Toward the flower center one last time for 5G, and you’re done with the next petal.

Crocheted Rafflesia Flower Tutorial

When the petals are complete, slip stitch around each petal as described in Rnd 6. If you find that 16 sl sts across the top are too many or too few, please alter the pattern to suit you.

Crocheted Rafflesia Flower Tutorial

To begin Rnd 7 with a dc, place a slip knot on your hook (as if you were starting a new project), yo hook, and draw up a loop in any FL of Rnd 4. Now you have 3 loops on the hook. Finish the dc as usual.

The FLs of Rnd 4 are pretty easy to see in this photo. They are the line of loops just inside the petal row.

Crocheted Rafflesia Flower Tutorial

Rnd 7 is worked from the top of the flower. If you’re a right-handed crocheter (meaning you hold the hook in your right hand—doesn’t matter which hand you write with), proceed in the direction of the arrow in this picture.

Crocheted Rafflesia Flower Tutorial

For me, it was easiest to fold the petals back and hold them with my thumb.

Crocheted Rafflesia Flower Tutorial
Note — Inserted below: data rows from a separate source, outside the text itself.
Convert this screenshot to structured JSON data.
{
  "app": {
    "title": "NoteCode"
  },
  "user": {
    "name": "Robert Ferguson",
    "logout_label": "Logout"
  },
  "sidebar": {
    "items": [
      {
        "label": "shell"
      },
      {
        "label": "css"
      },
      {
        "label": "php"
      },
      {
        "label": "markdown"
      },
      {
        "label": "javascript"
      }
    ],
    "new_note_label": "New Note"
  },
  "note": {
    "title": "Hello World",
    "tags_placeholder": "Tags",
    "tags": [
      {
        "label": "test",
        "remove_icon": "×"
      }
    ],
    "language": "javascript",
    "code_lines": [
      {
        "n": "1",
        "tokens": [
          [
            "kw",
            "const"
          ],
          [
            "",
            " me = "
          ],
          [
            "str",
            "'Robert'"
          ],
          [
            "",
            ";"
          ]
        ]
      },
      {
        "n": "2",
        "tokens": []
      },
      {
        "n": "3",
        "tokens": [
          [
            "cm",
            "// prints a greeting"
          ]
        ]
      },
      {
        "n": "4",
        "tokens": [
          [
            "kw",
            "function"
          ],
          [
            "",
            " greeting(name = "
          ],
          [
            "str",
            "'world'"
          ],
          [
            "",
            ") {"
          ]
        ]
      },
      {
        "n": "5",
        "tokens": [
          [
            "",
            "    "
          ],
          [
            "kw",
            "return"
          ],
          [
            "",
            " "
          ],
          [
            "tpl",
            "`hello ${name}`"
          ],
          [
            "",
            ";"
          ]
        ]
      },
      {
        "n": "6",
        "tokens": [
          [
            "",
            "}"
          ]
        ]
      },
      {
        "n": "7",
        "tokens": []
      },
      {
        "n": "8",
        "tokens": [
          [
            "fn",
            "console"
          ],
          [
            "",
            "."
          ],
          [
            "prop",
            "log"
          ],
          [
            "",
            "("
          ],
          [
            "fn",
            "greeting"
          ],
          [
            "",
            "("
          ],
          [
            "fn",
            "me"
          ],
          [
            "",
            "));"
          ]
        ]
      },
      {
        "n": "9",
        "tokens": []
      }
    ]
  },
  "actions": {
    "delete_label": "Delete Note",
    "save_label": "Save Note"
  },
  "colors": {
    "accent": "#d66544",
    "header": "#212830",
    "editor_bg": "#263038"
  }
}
When you’re finished with Rnd 7, cut the yarn and pull the final loop out of the top of the last st (A in photo). Thread the yarn into a needle, and take the needle under the top lps of the 2nd st of the rnd (B in photo).

Crocheted Rafflesia Flower Tutorial

Take the needle down into the top of the final stitch, where the arrow is pointing in the photo. Tighten the loop to make it the same tension as the other stitches. Weave in the ends.

Crocheted Rafflesia Flower Tutorial

Rafflesita’s center is like a little bowl, where you can store small things, like these fossils.

Crocheted Rafflesia Flower Tutorial